At one point, Mr Putin intervened to emphasise he had not discussed in advance what the officials were going to tell him, as if to dispel the impression that the proceedings had been choreographed.
He chastised foreign intelligence chief Sergei Naryshkin when the unfortunate official said only that he “will support” the recognition of the Donbas regions.
“Will support or do support? Tell me straight, Sergei Yevgenievich,” Mr Putin said.
When a faltering Mr Naryshkin then said he supported the breakaway regions becoming part of Russia, Mr Putin upbraided him again: “We’re not talking about that… We’re talking about whether to recognise their independence or not.”
Mr Naryshkin: “Yes, I support the proposal to recognise their independence.” Mr Putin: “Ok, please sit down, thank you.”
At the end of the televised meeting, Mr Putin said: “I have heard your opinion – a decision will be made today.”
The Kremlin had signalled its reluctance to recognise independence, as it would damage the Minsk peace process aimed at ending the eight-year conflict between Ukrainian government forces and separatists that has cost 15,000 lives.
The rebel leaders in the Donbas earlier on Monday released statements urging Mr Putin to recognise them as independent states and sign friendship treaties envisaging military aid to protect them from what they described as an ongoing Ukrainian military offensive.
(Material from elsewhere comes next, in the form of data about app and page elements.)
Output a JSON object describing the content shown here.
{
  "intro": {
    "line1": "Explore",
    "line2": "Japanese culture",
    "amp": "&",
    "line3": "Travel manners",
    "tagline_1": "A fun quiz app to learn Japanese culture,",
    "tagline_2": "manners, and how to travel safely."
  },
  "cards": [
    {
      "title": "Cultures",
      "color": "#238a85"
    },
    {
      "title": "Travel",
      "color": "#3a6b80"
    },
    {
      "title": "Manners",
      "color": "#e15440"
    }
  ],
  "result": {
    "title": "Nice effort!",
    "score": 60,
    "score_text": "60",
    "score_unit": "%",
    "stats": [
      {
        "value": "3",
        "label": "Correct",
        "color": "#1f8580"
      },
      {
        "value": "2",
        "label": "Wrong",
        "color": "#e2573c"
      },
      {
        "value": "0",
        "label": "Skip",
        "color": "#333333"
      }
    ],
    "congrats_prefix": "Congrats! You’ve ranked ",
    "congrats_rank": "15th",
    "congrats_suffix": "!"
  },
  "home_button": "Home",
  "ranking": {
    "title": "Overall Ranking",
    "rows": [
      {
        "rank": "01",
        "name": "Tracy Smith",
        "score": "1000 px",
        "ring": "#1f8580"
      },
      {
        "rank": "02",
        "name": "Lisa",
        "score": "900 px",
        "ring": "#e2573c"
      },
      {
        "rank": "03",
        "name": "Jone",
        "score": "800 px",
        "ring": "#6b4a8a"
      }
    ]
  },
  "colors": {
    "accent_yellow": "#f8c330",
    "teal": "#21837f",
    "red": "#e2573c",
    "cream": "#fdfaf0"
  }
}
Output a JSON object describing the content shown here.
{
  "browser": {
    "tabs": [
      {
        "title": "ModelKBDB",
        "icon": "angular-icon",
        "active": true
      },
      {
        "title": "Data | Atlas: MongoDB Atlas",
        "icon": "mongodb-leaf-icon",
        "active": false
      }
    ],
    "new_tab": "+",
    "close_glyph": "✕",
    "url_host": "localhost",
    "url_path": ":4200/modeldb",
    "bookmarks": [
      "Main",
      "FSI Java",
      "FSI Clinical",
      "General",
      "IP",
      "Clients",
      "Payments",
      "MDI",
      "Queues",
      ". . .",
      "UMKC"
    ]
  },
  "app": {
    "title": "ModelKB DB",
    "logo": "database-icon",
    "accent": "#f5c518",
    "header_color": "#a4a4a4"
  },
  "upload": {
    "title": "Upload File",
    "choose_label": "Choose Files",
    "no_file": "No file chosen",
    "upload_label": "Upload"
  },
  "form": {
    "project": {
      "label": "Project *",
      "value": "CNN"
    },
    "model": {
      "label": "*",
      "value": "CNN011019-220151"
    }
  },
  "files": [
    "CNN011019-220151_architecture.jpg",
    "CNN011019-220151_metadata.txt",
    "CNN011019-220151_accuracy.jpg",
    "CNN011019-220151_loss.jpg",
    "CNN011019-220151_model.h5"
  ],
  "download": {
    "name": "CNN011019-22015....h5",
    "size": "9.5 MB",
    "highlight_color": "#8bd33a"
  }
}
Russia’s lower house of parliament last week voted to send a resolution to Mr Putin to ask him to recognise the regions as independent.
Western powers fear Russia will use a recent spike in violence in the two self-proclaimed republics of Donetsk and Luhansk as justification for an invasion of its neighbour by arguing it would be protecting their residents from Ukraine.